In other words, welcome to the Les Miserables of post-9/11-sploitation, a two-hour journey into a giddy fearscape where the United States is threatened with annihilation by North Korean terrorists, the president (Aaron Eckhart) is kidnapped along with his entire staff and one man (Gerard Butler) stands in the breach between American dominance and total destruction.
These terrorists are smart and wily enough to circumvent every known barrier and ruthless enough to shoot everyone they meet, point-blank execution style. They're aided by traitors from within who, when prompted for reasons why they sold their soul to the enemy, scream, and I quote: "GLOBALIZATION AND F@#%IN' WALL STREET!" Got it. Makes sense now.
You know how the rest of this sort of thing goes. It moves fast like a plane crashing into the Washington Monument (yep) and Butler goes for it with his best action-hero swagger, bludgeoning bad guys with a bust of Abraham Lincoln and gunning down the rest. And it's all the better to assist the film toward its goal of crushing everything in its sight, tank-style, while making pit stops in visually offensive territory, like when that same Washington Monument crumbles like a WTC tower. Look, it's been 12 years, right? It's okay to reference it now in the name of a kick-ass thrill ride, isn't it?

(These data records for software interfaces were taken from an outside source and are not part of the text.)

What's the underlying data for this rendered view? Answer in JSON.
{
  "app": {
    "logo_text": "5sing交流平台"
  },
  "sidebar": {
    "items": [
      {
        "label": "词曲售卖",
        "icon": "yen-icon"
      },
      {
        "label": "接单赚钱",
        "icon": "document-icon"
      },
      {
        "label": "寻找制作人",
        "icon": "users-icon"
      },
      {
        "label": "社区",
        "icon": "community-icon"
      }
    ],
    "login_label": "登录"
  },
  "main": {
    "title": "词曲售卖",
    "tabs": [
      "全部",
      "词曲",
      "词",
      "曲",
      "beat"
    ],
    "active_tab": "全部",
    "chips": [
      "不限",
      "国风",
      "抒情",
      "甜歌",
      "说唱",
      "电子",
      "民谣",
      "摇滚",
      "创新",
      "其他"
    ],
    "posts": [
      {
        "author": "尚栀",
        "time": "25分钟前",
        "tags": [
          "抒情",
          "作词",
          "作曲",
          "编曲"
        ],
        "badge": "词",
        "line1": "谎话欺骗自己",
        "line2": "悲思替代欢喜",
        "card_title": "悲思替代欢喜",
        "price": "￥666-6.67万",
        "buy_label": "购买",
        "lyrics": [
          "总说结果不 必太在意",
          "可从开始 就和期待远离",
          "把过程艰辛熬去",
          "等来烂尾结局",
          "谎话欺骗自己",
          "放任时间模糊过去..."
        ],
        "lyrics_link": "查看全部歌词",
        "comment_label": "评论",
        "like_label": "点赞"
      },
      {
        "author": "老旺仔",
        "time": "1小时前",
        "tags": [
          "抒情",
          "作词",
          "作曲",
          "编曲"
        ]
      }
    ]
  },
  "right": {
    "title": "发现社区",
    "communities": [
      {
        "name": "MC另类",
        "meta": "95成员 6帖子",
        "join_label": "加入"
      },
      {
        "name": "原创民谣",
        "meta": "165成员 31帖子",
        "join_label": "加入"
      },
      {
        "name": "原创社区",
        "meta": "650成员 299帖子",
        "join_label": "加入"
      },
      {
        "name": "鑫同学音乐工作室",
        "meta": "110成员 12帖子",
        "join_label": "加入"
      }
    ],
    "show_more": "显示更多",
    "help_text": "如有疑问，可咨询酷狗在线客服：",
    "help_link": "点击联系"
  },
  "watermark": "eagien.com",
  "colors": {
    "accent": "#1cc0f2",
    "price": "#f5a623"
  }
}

If you think so you'll get your money and time's worth out of it. You'll also get plenty of violence, as Butler meets brutality with bigger, badder, more brutal brutality. It's what the movie has for you instead of suspense and, like I wrote up top, that can be all you need sometimes.
For the rest of you, the people for whom this all sounds like agony, there's a silver lining. If nothing else it means, for the moment at least, that our long national Gerard Butler rom-com nightmare is over. He finally has his own Die Hard and that means a break from Hollywood's attempts to give him his own When Harry Met Sally. Please, ticket-buying people, make this movie a reasonably big box office hit so that we can have a nice long break from watching him try to fake romantic chemistry with Jennifer Aniston, Jessica Biel or Katherine Heigl. And that's the one thing that hurts more than getting your skull crushed by Abraham Lincoln.